The department will formulate a scheme, which will be implemented through the urban arts commission, to restore private heritage structures through government funds.
“We want to create streetscapes,” Sardesai said after the meeting. “We will do it on a pilot basis where structures which are privately owned will be restored at government cost. We will try to create a scheme and we will name the scheme appropriately.
The scheme will be tested out in Margao on a single heritage structure to check its viability, Sardesai said. “Other areas have been given to the Charles Correa foundation, which will be looking at Assagao. In Panaji, it is under the Smart City Mission and they have their own funds,” he said.
He explained that at the moment, the state government isn’t permitted to spend public money to restore private heritage homes or structures. Owners of heritage structures often find it difficult and expensive to maintain such structures, which then slip into disrepair or are sold off for redevelopment,The Times of India reported.

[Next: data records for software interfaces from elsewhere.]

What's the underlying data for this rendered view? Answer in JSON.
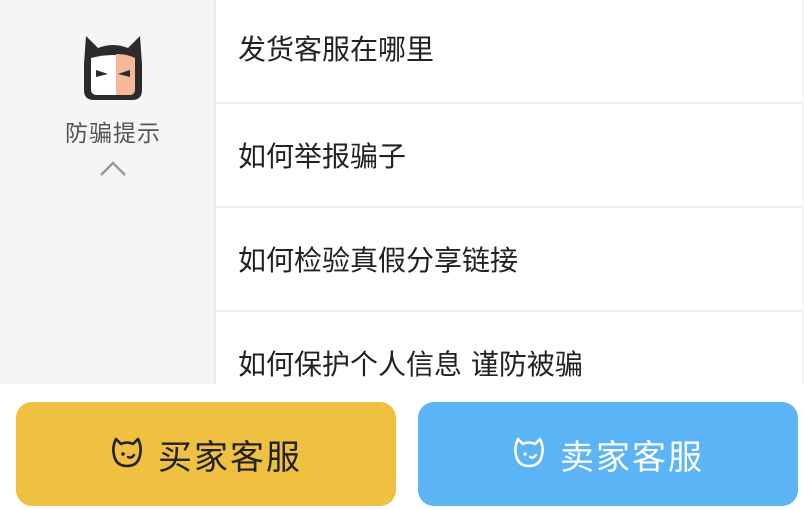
{
  "sidebar": {
    "tab_label": "防骗提示",
    "mascot_icon": "devil-face-icon",
    "collapse_icon": "chevron-up-icon"
  },
  "faq": {
    "items": [
      "发货客服在哪里",
      "如何举报骗子",
      "如何检验真假分享链接",
      "如何保护个人信息 谨防被骗"
    ]
  },
  "bottom": {
    "buyer_label": "买家客服",
    "seller_label": "卖家客服",
    "buyer_icon": "smile-chat-icon",
    "seller_icon": "smile-chat-icon"
  },
  "colors": {
    "buyer_button": "#f0c040",
    "seller_button": "#5ab4f5",
    "mascot_accent": "#f5b99a"
  }
}
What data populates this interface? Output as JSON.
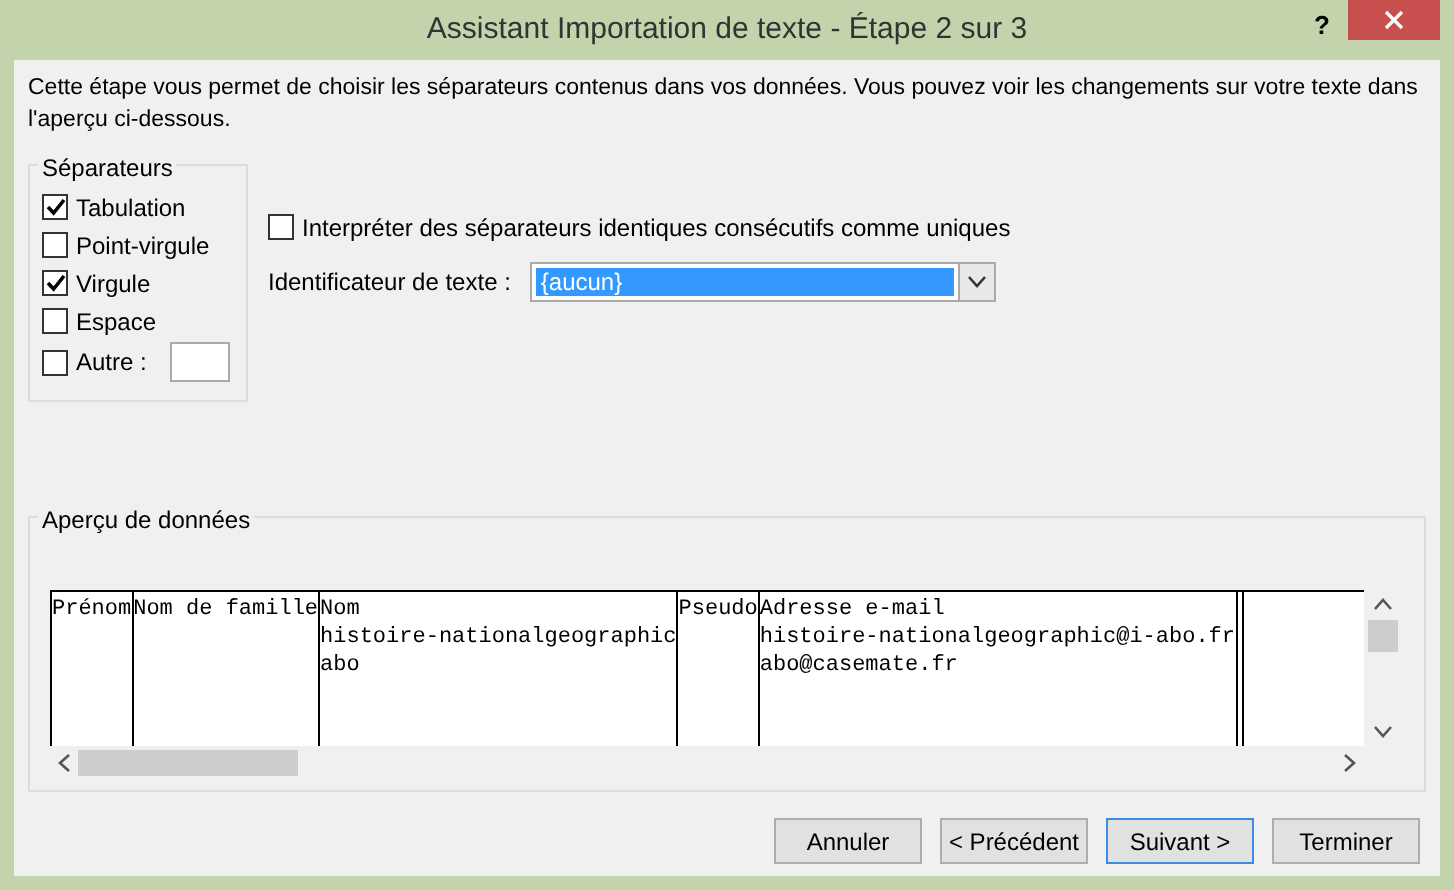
{
  "window": {
    "title": "Assistant Importation de texte - Étape 2 sur 3",
    "help": "?"
  },
  "description": "Cette étape vous permet de choisir les séparateurs contenus dans vos données. Vous pouvez voir les changements sur votre texte dans l'aperçu ci-dessous.",
  "separators": {
    "legend": "Séparateurs",
    "items": [
      {
        "label": "Tabulation",
        "checked": true,
        "kind": "checkbox"
      },
      {
        "label": "Point-virgule",
        "checked": false,
        "kind": "checkbox"
      },
      {
        "label": "Virgule",
        "checked": true,
        "kind": "checkbox"
      },
      {
        "label": "Espace",
        "checked": false,
        "kind": "checkbox"
      },
      {
        "label": "Autre :",
        "checked": false,
        "kind": "checkbox-with-field"
      }
    ]
  },
  "consecutive": {
    "label": "Interpréter des séparateurs identiques consécutifs comme uniques",
    "checked": false
  },
  "text_qualifier": {
    "label": "Identificateur de texte :",
    "value": "{aucun}"
  },
  "preview": {
    "legend": "Aperçu de données",
    "columns": [
      {
        "lines": [
          "Prénom"
        ]
      },
      {
        "lines": [
          "Nom de famille"
        ]
      },
      {
        "lines": [
          "Nom",
          "histoire-nationalgeographic",
          "abo"
        ]
      },
      {
        "lines": [
          "Pseudo"
        ]
      },
      {
        "lines": [
          "Adresse e-mail",
          "histoire-nationalgeographic@i-abo.fr",
          "abo@casemate.fr"
        ]
      }
    ]
  },
  "buttons": [
    {
      "label": "Annuler",
      "default": false
    },
    {
      "label": "< Précédent",
      "default": false
    },
    {
      "label": "Suivant >",
      "default": true
    },
    {
      "label": "Terminer",
      "default": false
    }
  ]
}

“The private party had to cede rights and give it to the government if they wanted their structure to be preserved,” Sardesai said. “But nobody is going to cede rights and give their house to the government. The church is not going to give ownership of its structures to the state government.”
He said that heritage walks are gaining popularity and it is vital to preserve structures steeped in history. “Now, if there is nothing to see, what kind of heritage walks will we have?” Sardesai said. “Why should tourists come? Heritage is meant to be shown to people and tourists.”